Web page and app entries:
Start of Block

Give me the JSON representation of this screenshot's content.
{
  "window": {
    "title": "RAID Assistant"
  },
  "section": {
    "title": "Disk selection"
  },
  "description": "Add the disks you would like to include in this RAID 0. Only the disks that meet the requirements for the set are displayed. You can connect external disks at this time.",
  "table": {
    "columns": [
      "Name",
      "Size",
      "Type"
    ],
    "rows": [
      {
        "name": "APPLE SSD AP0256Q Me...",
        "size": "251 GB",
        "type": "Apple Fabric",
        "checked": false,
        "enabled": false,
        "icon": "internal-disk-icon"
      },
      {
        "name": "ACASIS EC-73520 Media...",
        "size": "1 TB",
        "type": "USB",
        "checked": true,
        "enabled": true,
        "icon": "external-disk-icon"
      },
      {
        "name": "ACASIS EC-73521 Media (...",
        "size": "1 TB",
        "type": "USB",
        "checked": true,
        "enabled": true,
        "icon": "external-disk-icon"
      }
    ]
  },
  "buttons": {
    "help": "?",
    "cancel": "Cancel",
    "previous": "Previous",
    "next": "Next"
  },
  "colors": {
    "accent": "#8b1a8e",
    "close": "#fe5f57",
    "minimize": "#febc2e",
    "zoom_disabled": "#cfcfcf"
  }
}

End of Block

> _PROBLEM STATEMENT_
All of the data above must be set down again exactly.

> _PROBLEM SOLUTION_
Give me the JSON representation of this screenshot's content.
{
  "window": {
    "title": "RAID Assistant"
  },
  "section": {
    "title": "Disk selection"
  },
  "description": "Add the disks you would like to include in this RAID 0. Only the disks that meet the requirements for the set are displayed. You can connect external disks at this time.",
  "table": {
    "columns": [
      "Name",
      "Size",
      "Type"
    ],
    "rows": [
      {
        "name": "APPLE SSD AP0256Q Me...",
        "size": "251 GB",
        "type": "Apple Fabric",
        "checked": false,
        "enabled": false,
        "icon": "internal-disk-icon"
      },
      {
        "name": "ACASIS EC-73520 Media...",
        "size": "1 TB",
        "type": "USB",
        "checked": true,
        "enabled": true,
        "icon": "external-disk-icon"
      },
      {
        "name": "ACASIS EC-73521 Media (...",
        "size": "1 TB",
        "type": "USB",
        "checked": true,
        "enabled": true,
        "icon": "external-disk-icon"
      }
    ]
  },
  "buttons": {
    "help": "?",
    "cancel": "Cancel",
    "previous": "Previous",
    "next": "Next"
  },
  "colors": {
    "accent": "#8b1a8e",
    "close": "#fe5f57",
    "minimize": "#febc2e",
    "zoom_disabled": "#cfcfcf"
  }
}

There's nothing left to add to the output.